Green tea infusion protects against alcoholic liver injury by attenuating inflammation and regulating the PI3K/Akt/eNOS pathway in C57BL/6 mice†
Alcohol intake is a major risk factor for the pathogenesis of alcoholic liver diseases. Accumulating evidence suggests that green tea protects against alcoholic liver injury; however, the underlying mechanisms remain unclear. The present study investigated the role of endothelial nitric oxide synthase (eNOS) in the protective effects of green tea against alcohol-induced liver injury and inflammation. Ethanol was intragastrically administered to male C57BL/6 mice once a day, and the mice were allowed free access to green tea infusion or water for two weeks.

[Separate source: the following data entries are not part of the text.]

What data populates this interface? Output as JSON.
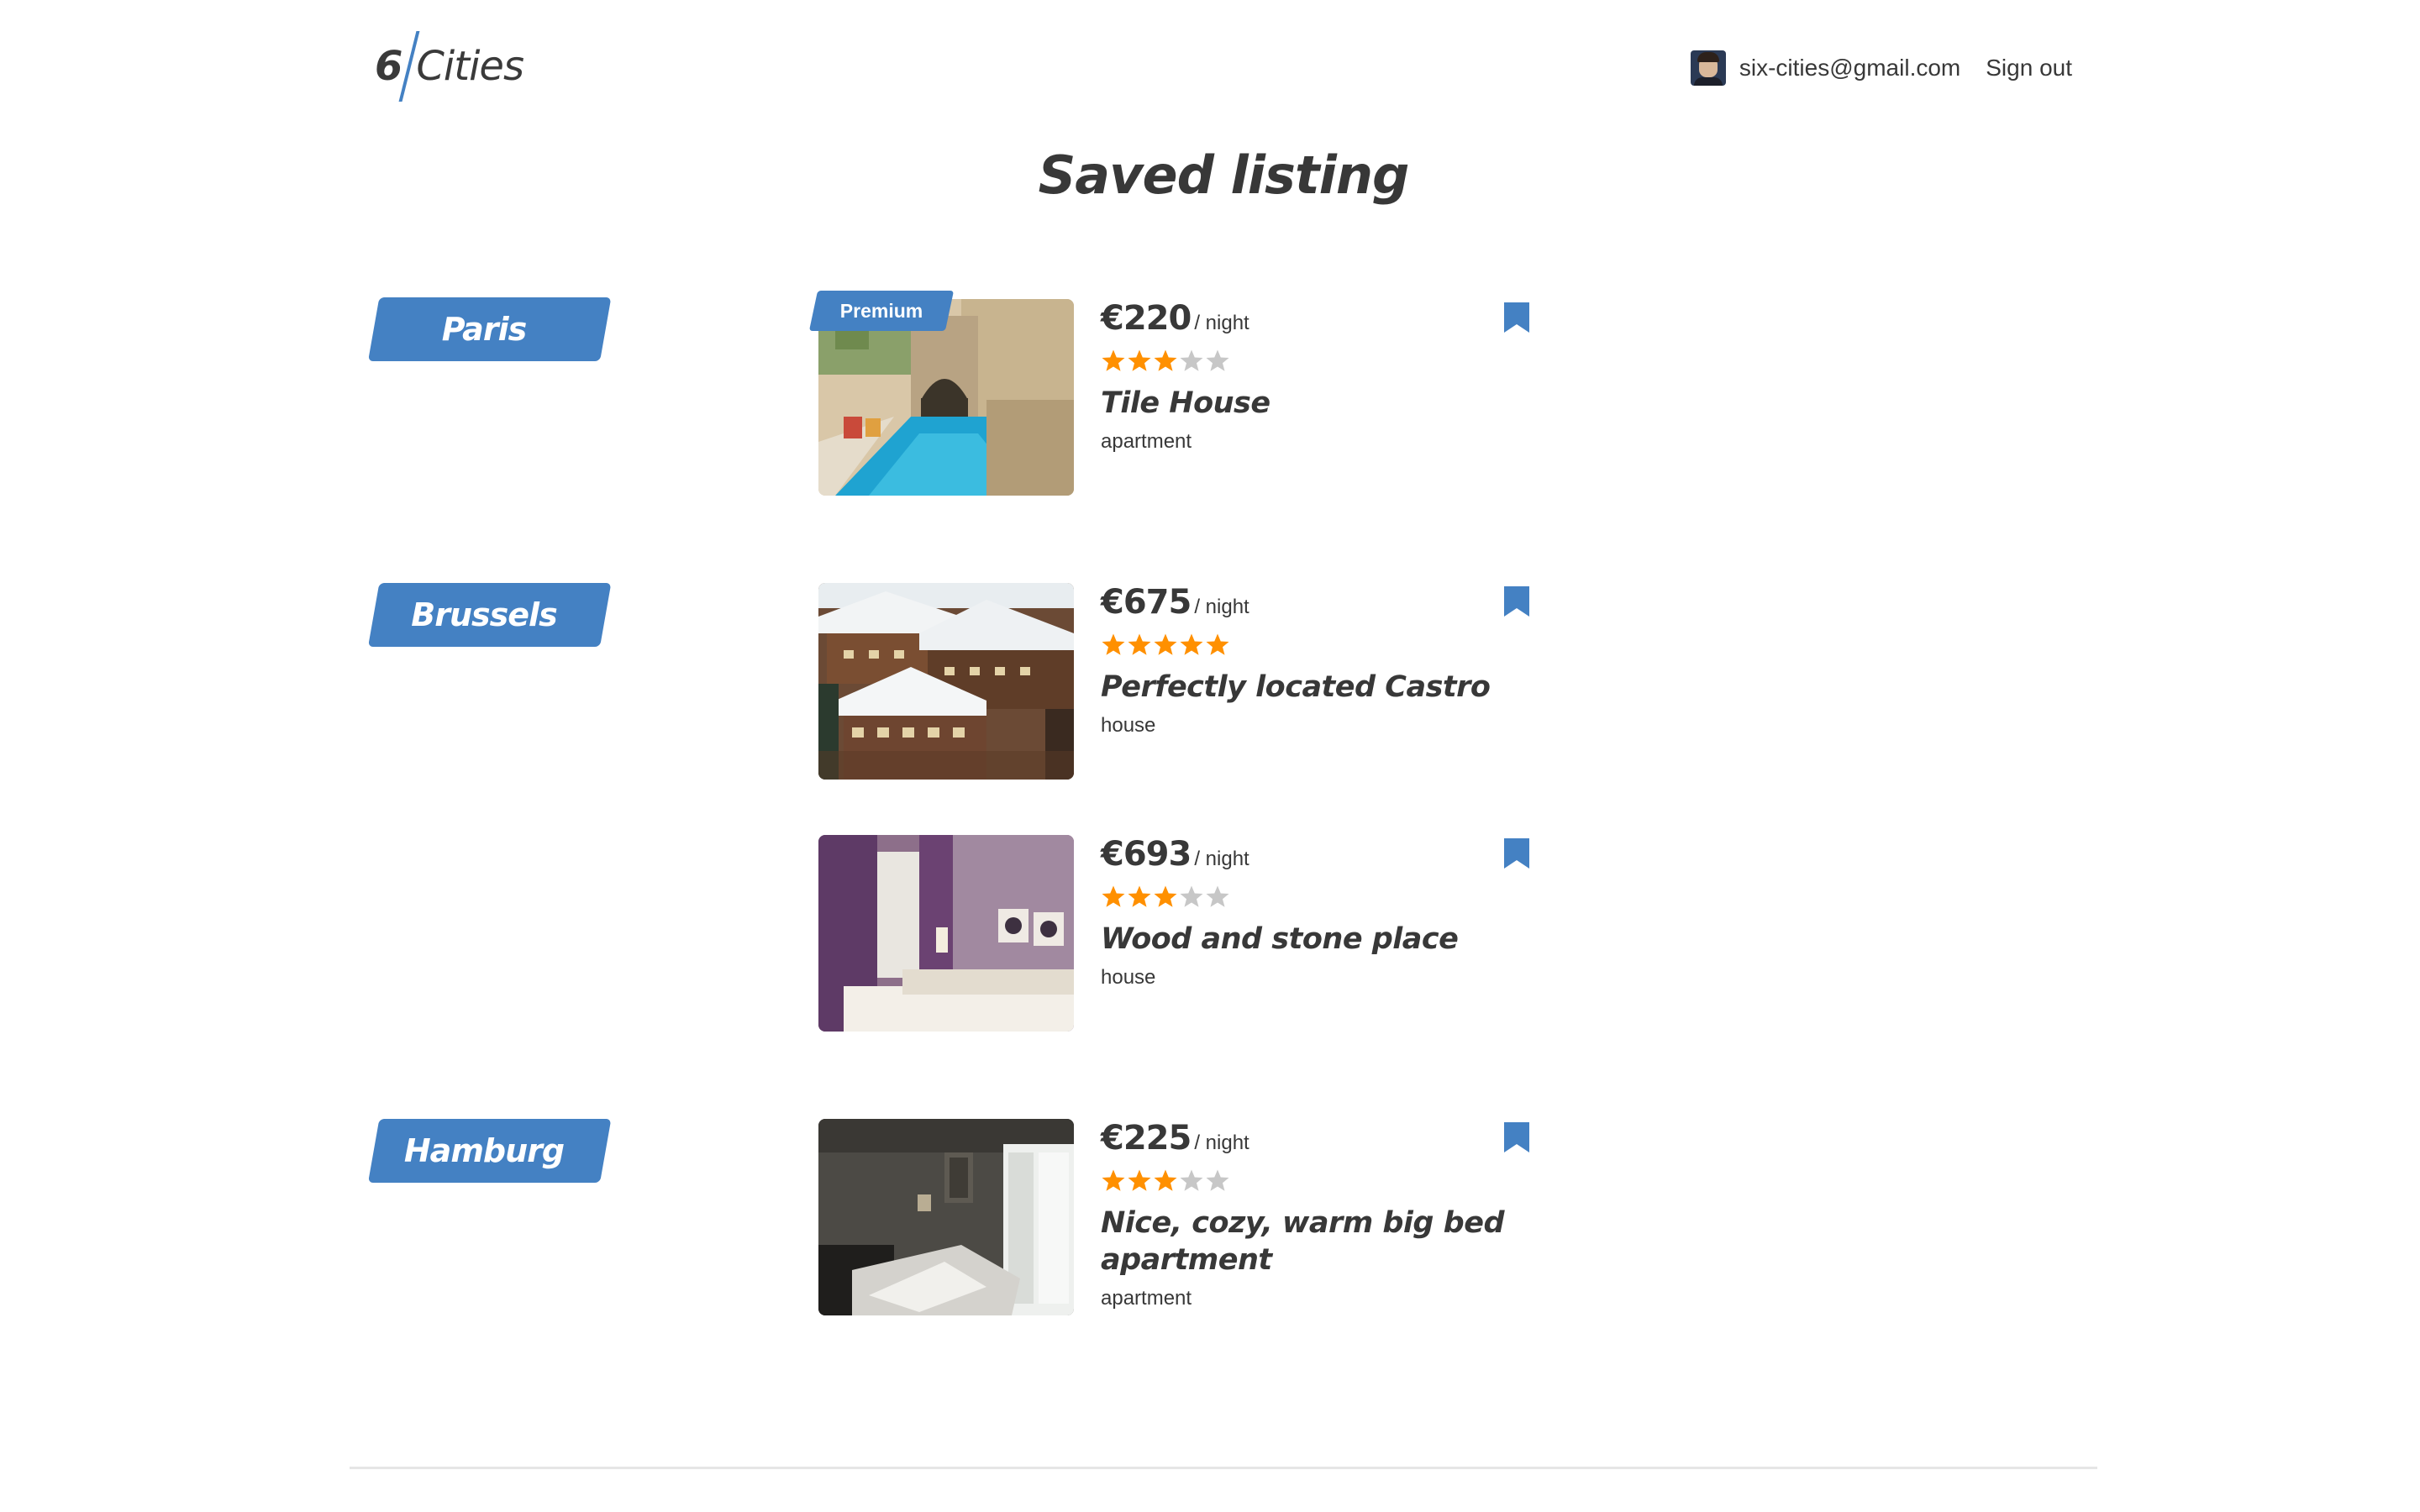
{
  "header": {
    "logo_number": "6",
    "logo_text": "Cities",
    "user_email": "six-cities@gmail.com",
    "sign_out_label": "Sign out"
  },
  "page_title": "Saved listing",
  "colors": {
    "accent": "#4481c3",
    "star_active": "#ff9000",
    "star_inactive": "#c7c7c7",
    "text": "#383838"
  },
  "cities": [
    {
      "name": "Paris",
      "offers": [
        {
          "premium": true,
          "premium_label": "Premium",
          "price": "€220",
          "per_night": "/ night",
          "rating": 3,
          "name": "Tile House",
          "type": "apartment",
          "image": "pool-courtyard"
        }
      ]
    },
    {
      "name": "Brussels",
      "offers": [
        {
          "premium": false,
          "price": "€675",
          "per_night": "/ night",
          "rating": 5,
          "name": "Perfectly located Castro",
          "type": "house",
          "image": "snowy-chalet"
        },
        {
          "premium": false,
          "price": "€693",
          "per_night": "/ night",
          "rating": 3,
          "name": "Wood and stone place",
          "type": "house",
          "image": "purple-bedroom"
        }
      ]
    },
    {
      "name": "Hamburg",
      "offers": [
        {
          "premium": false,
          "price": "€225",
          "per_night": "/ night",
          "rating": 3,
          "name": "Nice, cozy, warm big bed apartment",
          "type": "apartment",
          "image": "dark-bedroom"
        }
      ]
    }
  ]
}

We assessed the plasma levels of alanine aminotransferase and aspartate aminotransferase, hepatic contents of thiobarbituric acid reactive substances, malondialdehyde and triglyceride and hepatic mRNA expression of pro-inflammatory cytokines (interleukin-1β, tumor necrosis factor-α, and interleukin-6). Our results showed that compared with water alone, green tea infusion markedly reduced liver damage, hepatic oxidative stress, hepatic lipid accumulation and inflammatory response. Green tea infusion also significantly reduced hepatic nuclear factor-κB expression and its downstream inflammatory mediators (inducible nitric oxide synthase and cyclooxygenase-2) mRNA levels in ethanol-treated mice. Additionally, green tea infusion significantly activated hepatic phosphorylated phosphatidylinositol 3-kinase (PI3K) and phosphorylated protein kinase B (Akt), which are associated with the upregulation of phosphorylated eNOS expression and the increase of plasma nitric oxide levels in ethanol-treated mice. Furthermore, the protective effects of green tea infusion were considerably inhibited by the eNOS inhibitor NG-nitro-L-arginine methyl ester in ethanol-treated mice. In conclusion, our study demonstrated that the protective effects of green tea infusion on alcohol-induced liver injury and inflammation involve the modulation of the PI3K/AKT/eNOS pathway.